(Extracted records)
- - - - -

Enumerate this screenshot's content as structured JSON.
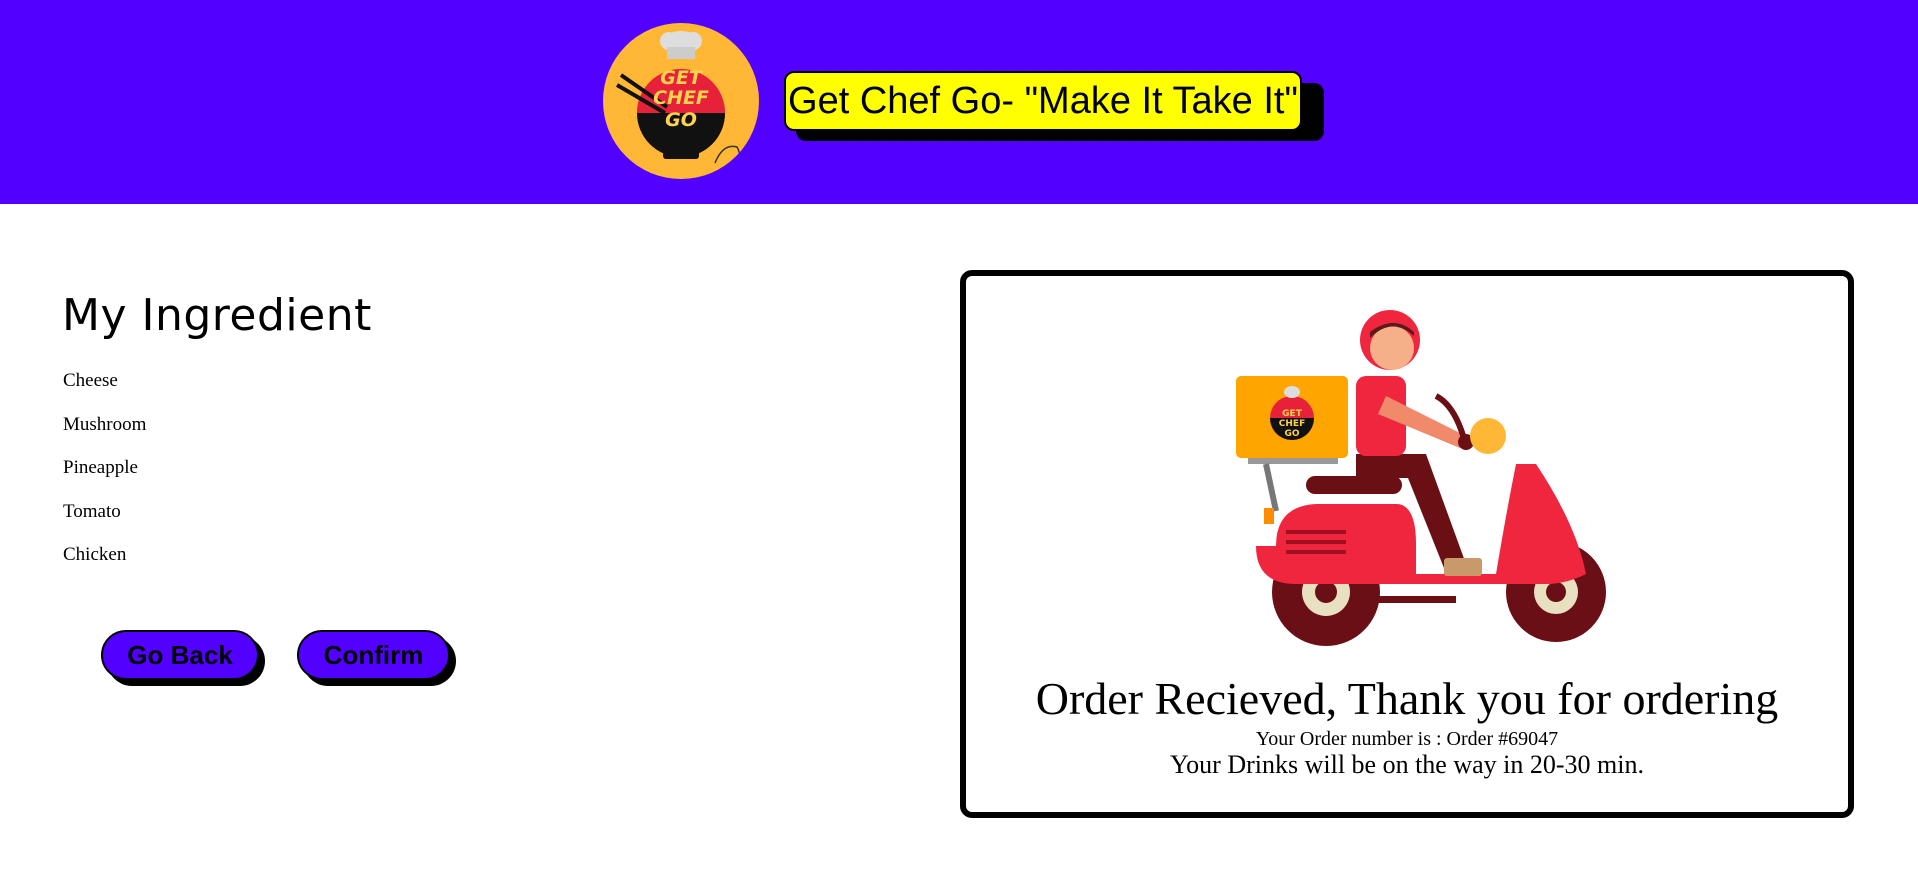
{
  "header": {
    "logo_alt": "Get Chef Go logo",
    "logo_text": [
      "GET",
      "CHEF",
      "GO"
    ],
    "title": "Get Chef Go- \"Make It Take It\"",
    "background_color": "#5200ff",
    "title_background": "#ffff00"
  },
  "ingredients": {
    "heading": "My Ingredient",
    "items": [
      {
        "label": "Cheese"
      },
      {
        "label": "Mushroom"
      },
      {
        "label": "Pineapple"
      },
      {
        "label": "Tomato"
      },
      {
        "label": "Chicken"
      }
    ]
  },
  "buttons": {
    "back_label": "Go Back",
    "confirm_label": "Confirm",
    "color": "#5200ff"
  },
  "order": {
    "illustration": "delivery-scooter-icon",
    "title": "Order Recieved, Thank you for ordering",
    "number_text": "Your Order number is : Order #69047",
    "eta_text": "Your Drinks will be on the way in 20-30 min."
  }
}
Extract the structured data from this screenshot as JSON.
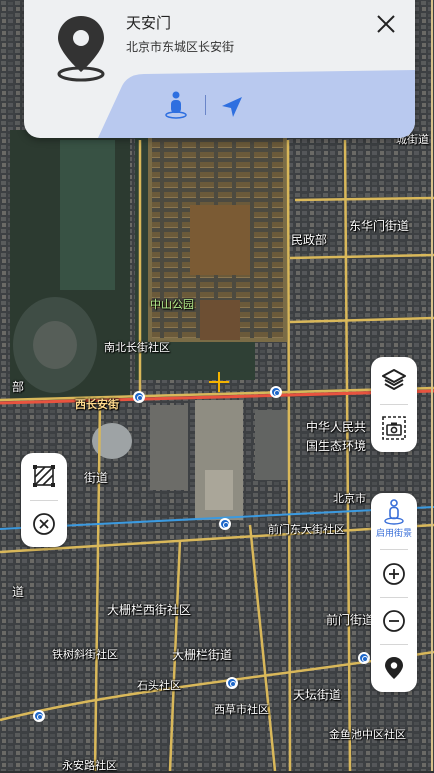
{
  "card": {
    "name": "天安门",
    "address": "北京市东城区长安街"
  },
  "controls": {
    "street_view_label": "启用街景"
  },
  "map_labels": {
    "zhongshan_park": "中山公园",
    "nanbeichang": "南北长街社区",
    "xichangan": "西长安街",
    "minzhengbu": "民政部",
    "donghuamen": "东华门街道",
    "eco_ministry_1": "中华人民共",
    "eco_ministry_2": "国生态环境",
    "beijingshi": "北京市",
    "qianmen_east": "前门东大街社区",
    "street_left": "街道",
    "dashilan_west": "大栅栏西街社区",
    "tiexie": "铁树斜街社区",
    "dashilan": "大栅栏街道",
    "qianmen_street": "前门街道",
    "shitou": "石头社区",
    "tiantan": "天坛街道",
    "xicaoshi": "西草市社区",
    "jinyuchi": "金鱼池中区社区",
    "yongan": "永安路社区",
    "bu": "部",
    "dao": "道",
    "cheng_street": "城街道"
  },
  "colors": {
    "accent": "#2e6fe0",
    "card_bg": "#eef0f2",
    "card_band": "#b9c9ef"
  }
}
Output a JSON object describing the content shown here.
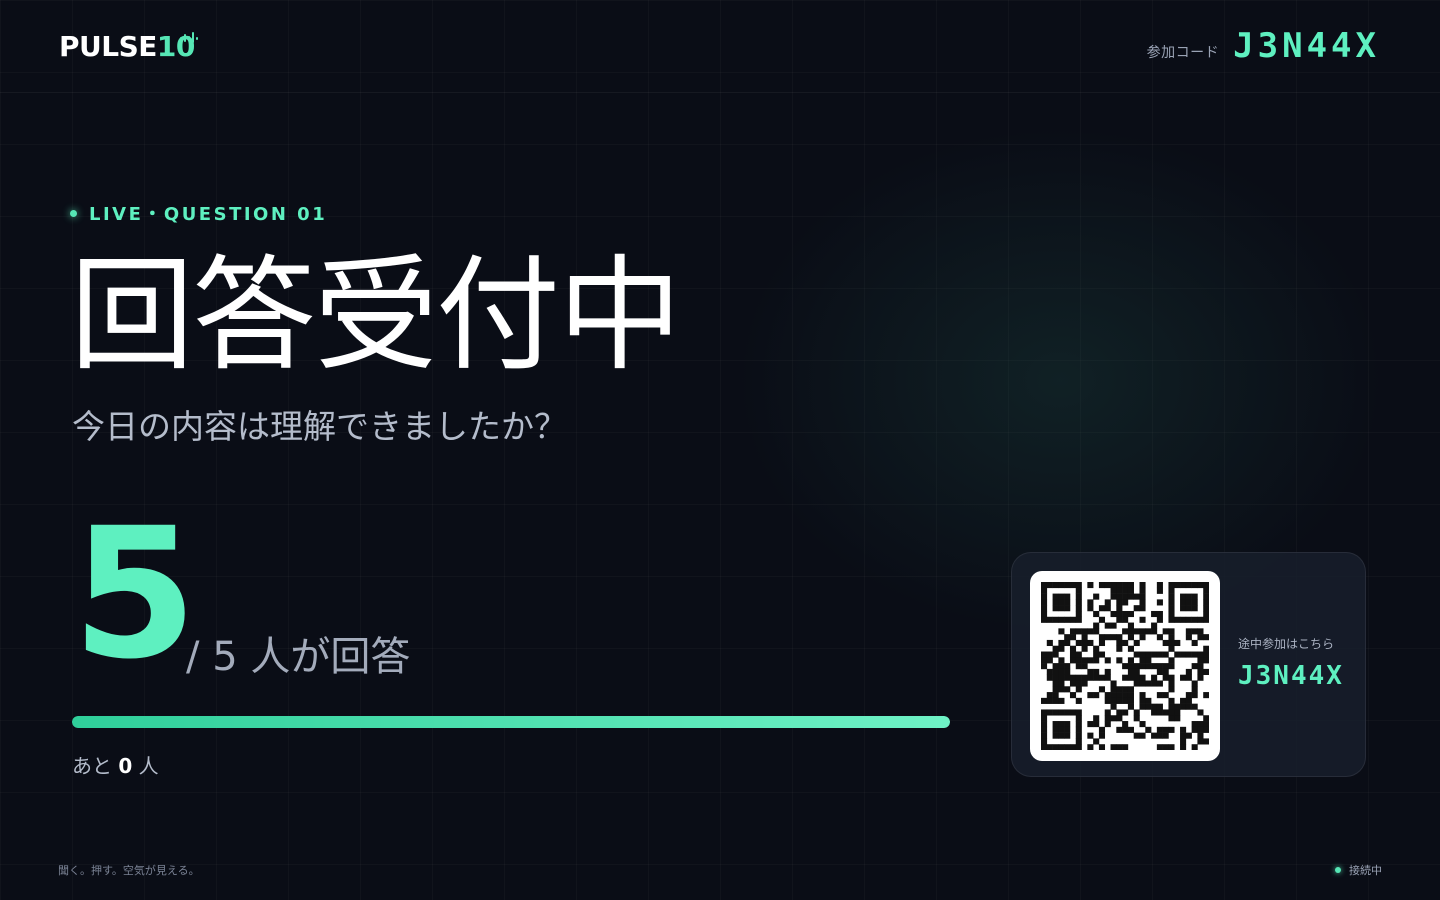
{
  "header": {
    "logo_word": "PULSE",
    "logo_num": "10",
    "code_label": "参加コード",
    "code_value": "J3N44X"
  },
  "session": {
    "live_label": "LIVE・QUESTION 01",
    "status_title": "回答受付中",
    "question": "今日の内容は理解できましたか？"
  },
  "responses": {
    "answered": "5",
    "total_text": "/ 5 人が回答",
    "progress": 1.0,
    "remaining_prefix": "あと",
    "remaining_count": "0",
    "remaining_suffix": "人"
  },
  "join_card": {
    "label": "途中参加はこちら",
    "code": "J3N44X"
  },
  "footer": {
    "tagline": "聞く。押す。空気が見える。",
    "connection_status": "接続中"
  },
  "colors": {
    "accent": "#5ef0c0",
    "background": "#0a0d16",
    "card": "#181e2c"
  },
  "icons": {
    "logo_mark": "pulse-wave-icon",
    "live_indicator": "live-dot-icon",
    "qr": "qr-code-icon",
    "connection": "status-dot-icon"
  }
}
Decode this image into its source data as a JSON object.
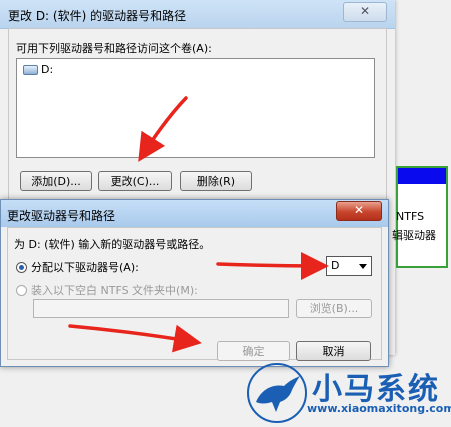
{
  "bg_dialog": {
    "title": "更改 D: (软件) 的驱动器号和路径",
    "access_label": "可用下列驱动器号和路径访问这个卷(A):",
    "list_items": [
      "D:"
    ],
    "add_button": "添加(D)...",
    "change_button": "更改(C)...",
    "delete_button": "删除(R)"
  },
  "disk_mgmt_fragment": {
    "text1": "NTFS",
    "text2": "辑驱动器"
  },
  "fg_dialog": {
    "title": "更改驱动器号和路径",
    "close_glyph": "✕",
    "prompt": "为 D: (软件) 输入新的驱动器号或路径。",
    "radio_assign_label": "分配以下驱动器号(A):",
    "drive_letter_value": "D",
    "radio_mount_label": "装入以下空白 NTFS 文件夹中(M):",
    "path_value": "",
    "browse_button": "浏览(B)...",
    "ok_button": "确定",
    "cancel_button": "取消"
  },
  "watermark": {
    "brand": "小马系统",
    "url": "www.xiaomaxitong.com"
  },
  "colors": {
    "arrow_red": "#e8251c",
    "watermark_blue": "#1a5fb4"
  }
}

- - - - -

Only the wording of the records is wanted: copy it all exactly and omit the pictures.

> Solution to this exercise:
Enumerate this screenshot's content as structured JSON.
{
  "header": {
    "logo_alt": "Get Chef Go logo",
    "logo_text": [
      "GET",
      "CHEF",
      "GO"
    ],
    "title": "Get Chef Go- \"Make It Take It\"",
    "background_color": "#5200ff",
    "title_background": "#ffff00"
  },
  "ingredients": {
    "heading": "My Ingredient",
    "items": [
      {
        "label": "Cheese"
      },
      {
        "label": "Mushroom"
      },
      {
        "label": "Pineapple"
      },
      {
        "label": "Tomato"
      },
      {
        "label": "Chicken"
      }
    ]
  },
  "buttons": {
    "back_label": "Go Back",
    "confirm_label": "Confirm",
    "color": "#5200ff"
  },
  "order": {
    "illustration": "delivery-scooter-icon",
    "title": "Order Recieved, Thank you for ordering",
    "number_text": "Your Order number is : Order #69047",
    "eta_text": "Your Drinks will be on the way in 20-30 min."
  }
}
Extract the structured data from this screenshot as JSON.
{
  "card": {
    "name": "天安门",
    "address": "北京市东城区长安街"
  },
  "controls": {
    "street_view_label": "启用街景"
  },
  "map_labels": {
    "zhongshan_park": "中山公园",
    "nanbeichang": "南北长街社区",
    "xichangan": "西长安街",
    "minzhengbu": "民政部",
    "donghuamen": "东华门街道",
    "eco_ministry_1": "中华人民共",
    "eco_ministry_2": "国生态环境",
    "beijingshi": "北京市",
    "qianmen_east": "前门东大街社区",
    "street_left": "街道",
    "dashilan_west": "大栅栏西街社区",
    "tiexie": "铁树斜街社区",
    "dashilan": "大栅栏街道",
    "qianmen_street": "前门街道",
    "shitou": "石头社区",
    "tiantan": "天坛街道",
    "xicaoshi": "西草市社区",
    "jinyuchi": "金鱼池中区社区",
    "yongan": "永安路社区",
    "bu": "部",
    "dao": "道",
    "cheng_street": "城街道"
  },
  "colors": {
    "accent": "#2e6fe0",
    "card_bg": "#eef0f2",
    "card_band": "#b9c9ef"
  }
}
Output a JSON object describing the content shown here.
{
  "header": {
    "logo_word": "PULSE",
    "logo_num": "10",
    "code_label": "参加コード",
    "code_value": "J3N44X"
  },
  "session": {
    "live_label": "LIVE・QUESTION 01",
    "status_title": "回答受付中",
    "question": "今日の内容は理解できましたか？"
  },
  "responses": {
    "answered": "5",
    "total_text": "/ 5 人が回答",
    "progress": 1.0,
    "remaining_prefix": "あと",
    "remaining_count": "0",
    "remaining_suffix": "人"
  },
  "join_card": {
    "label": "途中参加はこちら",
    "code": "J3N44X"
  },
  "footer": {
    "tagline": "聞く。押す。空気が見える。",
    "connection_status": "接続中"
  },
  "colors": {
    "accent": "#5ef0c0",
    "background": "#0a0d16",
    "card": "#181e2c"
  },
  "icons": {
    "logo_mark": "pulse-wave-icon",
    "live_indicator": "live-dot-icon",
    "qr": "qr-code-icon",
    "connection": "status-dot-icon"
  }
}
Decode this image into its source data as a JSON object.
{
  "bg_dialog": {
    "title": "更改 D: (软件) 的驱动器号和路径",
    "access_label": "可用下列驱动器号和路径访问这个卷(A):",
    "list_items": [
      "D:"
    ],
    "add_button": "添加(D)...",
    "change_button": "更改(C)...",
    "delete_button": "删除(R)"
  },
  "disk_mgmt_fragment": {
    "text1": "NTFS",
    "text2": "辑驱动器"
  },
  "fg_dialog": {
    "title": "更改驱动器号和路径",
    "close_glyph": "✕",
    "prompt": "为 D: (软件) 输入新的驱动器号或路径。",
    "radio_assign_label": "分配以下驱动器号(A):",
    "drive_letter_value": "D",
    "radio_mount_label": "装入以下空白 NTFS 文件夹中(M):",
    "path_value": "",
    "browse_button": "浏览(B)...",
    "ok_button": "确定",
    "cancel_button": "取消"
  },
  "watermark": {
    "brand": "小马系统",
    "url": "www.xiaomaxitong.com"
  },
  "colors": {
    "arrow_red": "#e8251c",
    "watermark_blue": "#1a5fb4"
  }
}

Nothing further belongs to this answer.